== Available data ==

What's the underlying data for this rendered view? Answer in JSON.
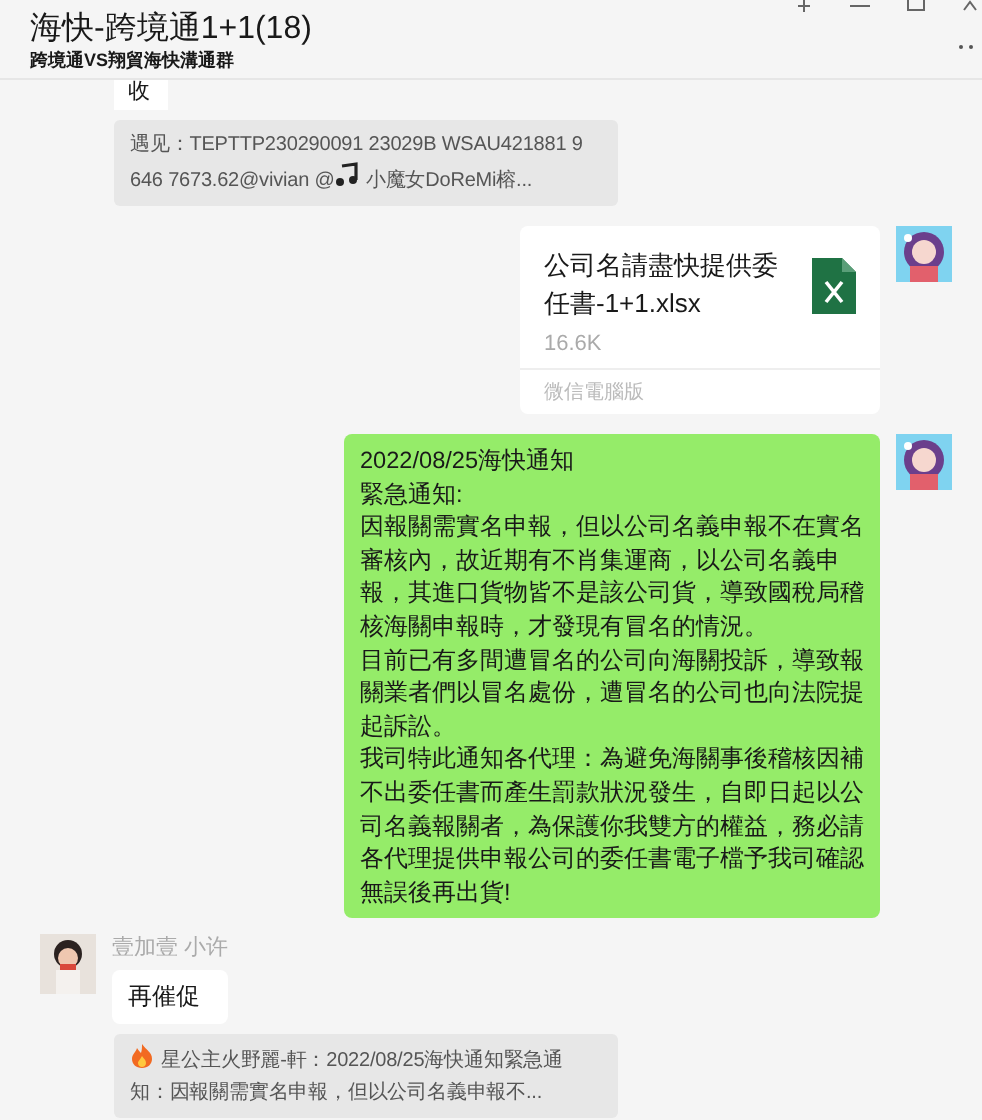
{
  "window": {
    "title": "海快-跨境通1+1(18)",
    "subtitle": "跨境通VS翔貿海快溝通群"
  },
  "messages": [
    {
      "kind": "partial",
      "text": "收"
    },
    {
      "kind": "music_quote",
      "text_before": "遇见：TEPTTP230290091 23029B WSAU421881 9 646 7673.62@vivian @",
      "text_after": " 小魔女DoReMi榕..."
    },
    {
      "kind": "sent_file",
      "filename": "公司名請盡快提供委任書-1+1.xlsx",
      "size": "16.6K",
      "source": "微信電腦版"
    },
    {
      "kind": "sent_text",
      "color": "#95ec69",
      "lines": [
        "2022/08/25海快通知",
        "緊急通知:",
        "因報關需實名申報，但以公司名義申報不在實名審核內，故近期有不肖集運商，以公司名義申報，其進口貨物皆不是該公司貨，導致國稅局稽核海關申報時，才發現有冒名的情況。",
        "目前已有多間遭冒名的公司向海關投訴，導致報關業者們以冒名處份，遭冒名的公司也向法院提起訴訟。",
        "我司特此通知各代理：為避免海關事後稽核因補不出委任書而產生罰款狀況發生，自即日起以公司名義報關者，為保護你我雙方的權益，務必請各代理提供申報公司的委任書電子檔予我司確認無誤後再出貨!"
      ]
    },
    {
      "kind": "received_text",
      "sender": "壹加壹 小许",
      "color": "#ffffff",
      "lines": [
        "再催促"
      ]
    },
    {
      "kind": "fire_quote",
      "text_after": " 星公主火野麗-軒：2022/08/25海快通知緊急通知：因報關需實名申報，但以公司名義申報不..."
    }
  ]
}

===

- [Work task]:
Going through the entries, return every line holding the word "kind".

- [Solution to this problem]:
      "kind": "partial",
      "kind": "music_quote",
      "kind": "sent_file",
      "kind": "sent_text",
      "kind": "received_text",
      "kind": "fire_quote",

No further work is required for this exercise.